App and web page records:
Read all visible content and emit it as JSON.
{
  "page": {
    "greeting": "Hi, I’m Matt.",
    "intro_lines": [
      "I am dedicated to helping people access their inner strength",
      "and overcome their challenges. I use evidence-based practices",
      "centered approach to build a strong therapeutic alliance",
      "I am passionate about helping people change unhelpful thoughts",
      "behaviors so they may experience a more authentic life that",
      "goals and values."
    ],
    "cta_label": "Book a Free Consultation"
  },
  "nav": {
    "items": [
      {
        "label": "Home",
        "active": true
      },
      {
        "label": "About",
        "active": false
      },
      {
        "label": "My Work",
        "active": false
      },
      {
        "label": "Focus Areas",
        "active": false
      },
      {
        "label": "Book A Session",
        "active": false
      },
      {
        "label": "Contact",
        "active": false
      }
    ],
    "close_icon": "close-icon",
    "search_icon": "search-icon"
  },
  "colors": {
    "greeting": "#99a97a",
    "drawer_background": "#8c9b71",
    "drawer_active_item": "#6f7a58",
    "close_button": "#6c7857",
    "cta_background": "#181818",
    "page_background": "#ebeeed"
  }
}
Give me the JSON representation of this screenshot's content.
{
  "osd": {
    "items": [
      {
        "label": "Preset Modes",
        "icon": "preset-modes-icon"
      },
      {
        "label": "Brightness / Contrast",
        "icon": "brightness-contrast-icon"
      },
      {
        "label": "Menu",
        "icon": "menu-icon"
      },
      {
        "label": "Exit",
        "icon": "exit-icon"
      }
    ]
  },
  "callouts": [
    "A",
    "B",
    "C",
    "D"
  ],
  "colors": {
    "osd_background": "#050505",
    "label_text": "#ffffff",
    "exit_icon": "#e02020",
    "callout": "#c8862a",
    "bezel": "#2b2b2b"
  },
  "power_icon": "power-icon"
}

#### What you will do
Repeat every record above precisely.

#### Exercise response
Read all visible content and emit it as JSON.
{
  "page": {
    "greeting": "Hi, I’m Matt.",
    "intro_lines": [
      "I am dedicated to helping people access their inner strength",
      "and overcome their challenges. I use evidence-based practices",
      "centered approach to build a strong therapeutic alliance",
      "I am passionate about helping people change unhelpful thoughts",
      "behaviors so they may experience a more authentic life that",
      "goals and values."
    ],
    "cta_label": "Book a Free Consultation"
  },
  "nav": {
    "items": [
      {
        "label": "Home",
        "active": true
      },
      {
        "label": "About",
        "active": false
      },
      {
        "label": "My Work",
        "active": false
      },
      {
        "label": "Focus Areas",
        "active": false
      },
      {
        "label": "Book A Session",
        "active": false
      },
      {
        "label": "Contact",
        "active": false
      }
    ],
    "close_icon": "close-icon",
    "search_icon": "search-icon"
  },
  "colors": {
    "greeting": "#99a97a",
    "drawer_background": "#8c9b71",
    "drawer_active_item": "#6f7a58",
    "close_button": "#6c7857",
    "cta_background": "#181818",
    "page_background": "#ebeeed"
  }
}
Give me the JSON representation of this screenshot's content.
{
  "osd": {
    "items": [
      {
        "label": "Preset Modes",
        "icon": "preset-modes-icon"
      },
      {
        "label": "Brightness / Contrast",
        "icon": "brightness-contrast-icon"
      },
      {
        "label": "Menu",
        "icon": "menu-icon"
      },
      {
        "label": "Exit",
        "icon": "exit-icon"
      }
    ]
  },
  "callouts": [
    "A",
    "B",
    "C",
    "D"
  ],
  "colors": {
    "osd_background": "#050505",
    "label_text": "#ffffff",
    "exit_icon": "#e02020",
    "callout": "#c8862a",
    "bezel": "#2b2b2b"
  },
  "power_icon": "power-icon"
}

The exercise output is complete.